“Never mind,” said Father. “Never mind. The story is more important. It’s not like the whole idea of selling them in mint condition for lots of money ever made sense, and even less so now.”

Robin got the tube of paint this time. Red paint. Finch got a Superball, a muggle toy that had been made circa 1991. Mother gave Father a Look. He shrugged.

Sparrow said her thanks, and silently wished a little blessing of priceless-object-avoidance upon the Superball. She had no idea if that had ever worked but what she was really wishing that that her wand (which was always on her person, of course) would figure it out for her.
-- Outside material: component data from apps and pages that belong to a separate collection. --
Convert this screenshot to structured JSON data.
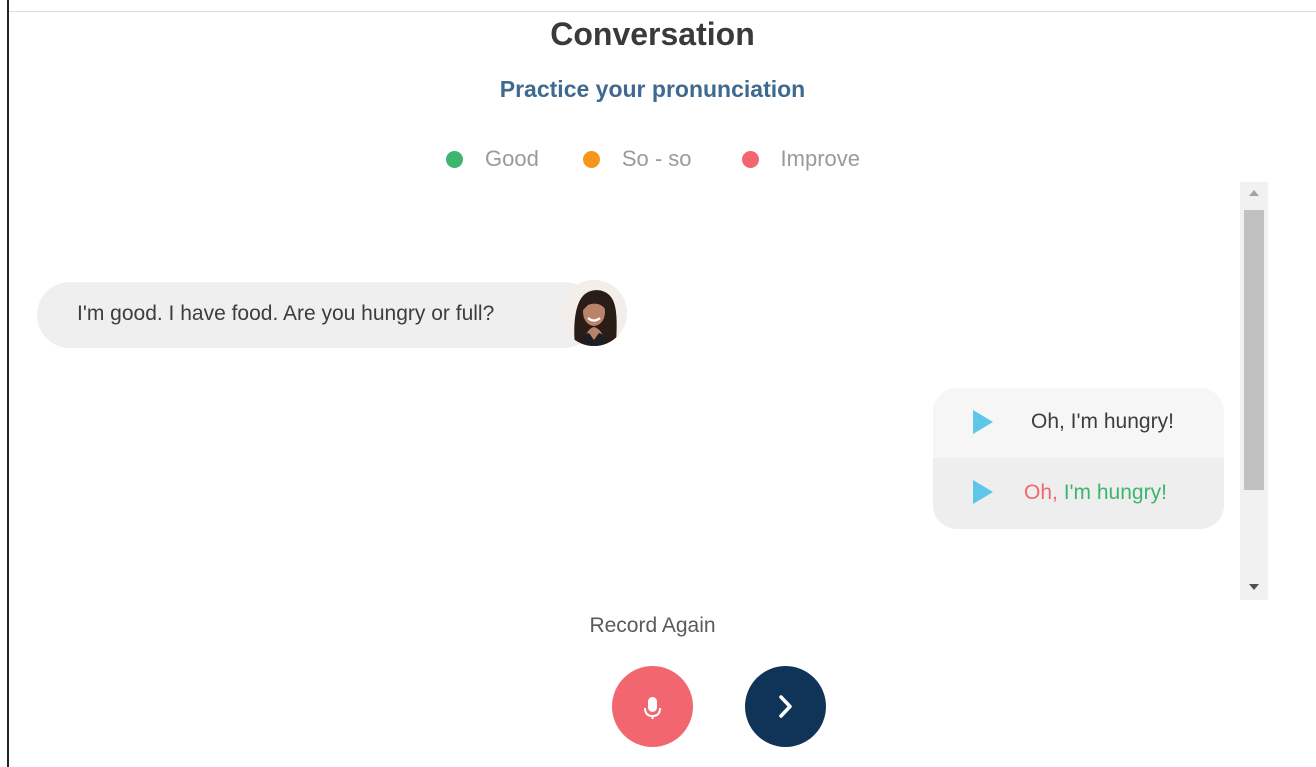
{
  "header": {
    "title": "Conversation",
    "subtitle": "Practice your pronunciation"
  },
  "legend": [
    {
      "label": "Good",
      "color": "#3cb66e"
    },
    {
      "label": "So - so",
      "color": "#f7951d"
    },
    {
      "label": "Improve",
      "color": "#f26670"
    }
  ],
  "conversation": {
    "tutor_message": "I'm good. I have food. Are you hungry or full?",
    "user_reply": {
      "expected_text": "Oh, I'm hungry!",
      "graded_words": [
        {
          "text": "Oh,",
          "grade": "improve",
          "color": "#f26670"
        },
        {
          "text": " I'm hungry!",
          "grade": "good",
          "color": "#3cb66e"
        }
      ]
    }
  },
  "controls": {
    "record_label": "Record Again",
    "mic_icon": "microphone-icon",
    "next_icon": "chevron-right-icon"
  },
  "colors": {
    "accent_play": "#5ec6e8",
    "mic_button": "#f26670",
    "next_button": "#0f3457"
  }
}
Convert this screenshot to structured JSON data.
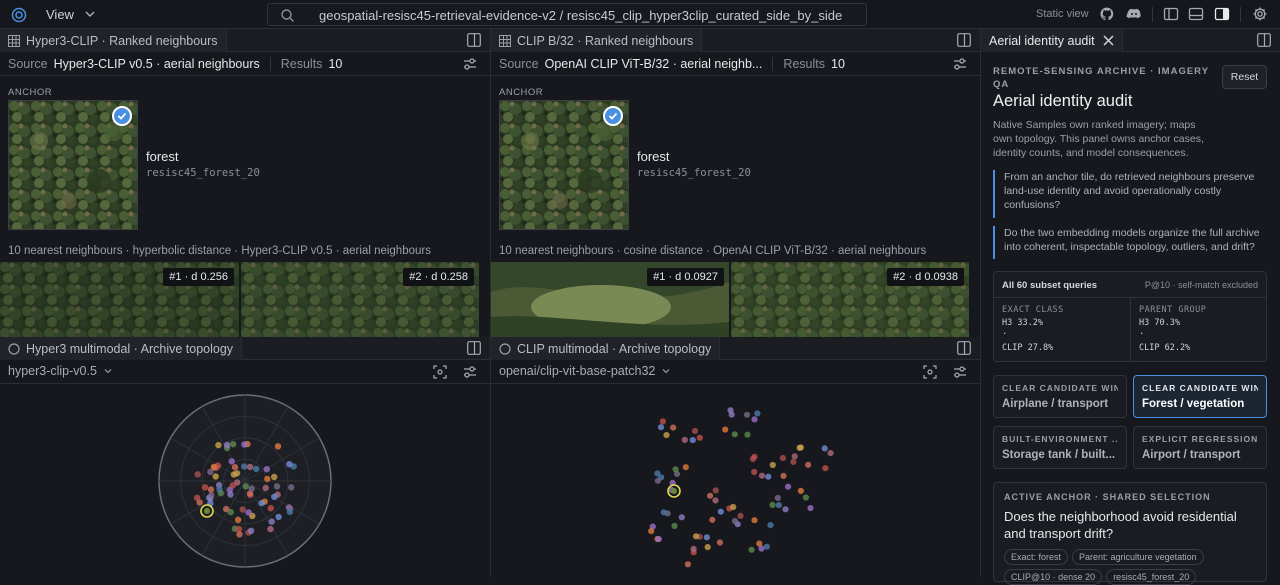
{
  "topbar": {
    "view_label": "View",
    "search_path": "geospatial-resisc45-retrieval-evidence-v2 / resisc45_clip_hyper3clip_curated_side_by_side",
    "static_view": "Static view"
  },
  "left_panel": {
    "tab_label": "Hyper3-CLIP · Ranked neighbours",
    "source_label": "Source",
    "source_value": "Hyper3-CLIP v0.5 · aerial neighbours",
    "results_label": "Results",
    "results_value": "10",
    "anchor_label": "ANCHOR",
    "anchor_class": "forest",
    "anchor_id": "resisc45_forest_20",
    "nn_caption": "10 nearest neighbours · hyperbolic distance · Hyper3-CLIP v0.5 · aerial neighbours",
    "neighbours": [
      {
        "badge": "#1 · d 0.256"
      },
      {
        "badge": "#2 · d 0.258"
      }
    ]
  },
  "mid_panel": {
    "tab_label": "CLIP B/32 · Ranked neighbours",
    "source_label": "Source",
    "source_value": "OpenAI CLIP ViT-B/32 · aerial neighb...",
    "results_label": "Results",
    "results_value": "10",
    "anchor_label": "ANCHOR",
    "anchor_class": "forest",
    "anchor_id": "resisc45_forest_20",
    "nn_caption": "10 nearest neighbours · cosine distance · OpenAI CLIP ViT-B/32 · aerial neighbours",
    "neighbours": [
      {
        "badge": "#1 · d 0.0927"
      },
      {
        "badge": "#2 · d 0.0938"
      }
    ]
  },
  "left_topology": {
    "tab_label": "Hyper3 multimodal · Archive topology",
    "model": "hyper3-clip-v0.5"
  },
  "mid_topology": {
    "tab_label": "CLIP multimodal · Archive topology",
    "model": "openai/clip-vit-base-patch32"
  },
  "audit": {
    "tab_label": "Aerial identity audit",
    "eyebrow_line1": "REMOTE-SENSING ARCHIVE · IMAGERY",
    "eyebrow_line2": "QA",
    "reset_label": "Reset",
    "title": "Aerial identity audit",
    "desc_line1": "Native Samples own ranked imagery; maps",
    "desc_line2": "own topology. This panel owns anchor cases,",
    "desc_line3": "identity counts, and model consequences.",
    "q1_line1": "From an anchor tile, do retrieved neighbours preserve",
    "q1_line2": "land-use identity and avoid operationally costly",
    "q1_line3": "confusions?",
    "q2_line1": "Do the two embedding models organize the full archive",
    "q2_line2": "into coherent, inspectable topology, outliers, and drift?",
    "stats": {
      "header": "All 60 subset queries",
      "header_right": "P@10 · self-match excluded",
      "exact_label": "EXACT CLASS",
      "exact_h3": "H3 33.2%",
      "exact_dot": ".",
      "exact_clip": "CLIP 27.8%",
      "parent_label": "PARENT GROUP",
      "parent_h3": "H3 70.3%",
      "parent_dot": ".",
      "parent_clip": "CLIP 62.2%"
    },
    "candidates": [
      {
        "eyebrow": "CLEAR CANDIDATE WIN",
        "value": "Airplane / transport"
      },
      {
        "eyebrow": "CLEAR CANDIDATE WIN",
        "value": "Forest / vegetation"
      },
      {
        "eyebrow": "BUILT-ENVIRONMENT ...",
        "value": "Storage tank / built..."
      },
      {
        "eyebrow": "EXPLICIT REGRESSION",
        "value": "Airport / transport"
      }
    ],
    "active": {
      "eyebrow": "ACTIVE ANCHOR · SHARED SELECTION",
      "question_line1": "Does the neighborhood avoid residential",
      "question_line2": "and transport drift?",
      "pill1": "Exact: forest",
      "pill2": "Parent: agriculture vegetation",
      "pill3": "CLIP@10 · dense 20",
      "pill4": "resisc45_forest_20"
    }
  },
  "colors": {
    "accent": "#4a90e2",
    "background": "#16181d",
    "anchor_ring": "#e5d84a"
  }
}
It was a spell of protection, after all. Then she picked up her comics, gingerly, and took them upstairs to read. She flopped down on the bed and opened one.

Superhero comics.

Seemed a bit redundant, these days. She’d already become a superhero. Reading about them was kind of like reading about her own life, only these people were adults who liked to beat people up in the name of Fighting Crime. Seemed like the kind of thing that was more in line with Jill’s style. And look at this! They went around blowing things up and cracking the street and rescuing cats from trees and thumbing their noses at police officers, and all without a by-your-leave, operating as if there were nothing in their world that even resembled the Ministry of Magic.

Sort of like Sparrow fixing support columns and greenhouse roofs without asking.

But what she did, what she wanted to do, was constructive, supportive, and defensive. These louts were largely destructive. Sparrow didn’t buy it for a second when the text said the falling building was abandoned. The one it crashed into surely wasn’t. Really, the utter nerve of these people.

Sort of like her deciding the entire structure of Wizarding life had to be swept away.

But the structure of Wizarding life was confining, distorting, warping. It had done terrible things to the Headmistress’ parents, and it was stifling her at home. Perhaps it needed to go.

How that was to be achieved, Sparrow did not know. She had to be considerate, to be thoughtful of others, as Jill had stipulated. She had to take their opinions into account, and in general give them the things they already wanted, as her Father had stipulated. Including muggles. But that would require talking to muggles about the situation, outside of her family, which would violate the Statute of Secrecy, no two ways about it. To make it clear to muggles beyond a shadow of a doubt that what they hoped for was real. And that was what the Statute of Secrecy was supposed to prevent.

What an awful confinement, that could not be ended gently without incurring the wrath of her confiners. Then again, such people would never let confinement end gently in the first place, would they? Not if their galleons depended on it.

And yet. There was, it seemed, one avenue to which the Ministry was totally blind, the way guards of a perimeter assume that nobody will come through through the nasty thorn bushes, or the way the French assumed the Germans couldn’t get through the Ardennes forest. From what Sparrow had heard Jocasta tell her, the Ministry had no real understanding of how many unregistered animagi existed, because they assumed nobody was stupid enough to attempt the process without openly seeking aid from qualified professionals. So that path was totally unguarded, except by its own mortal peril.

If Sparrow could achieve this goal, such a thing would prove very useful indeed.

Time to take the first step.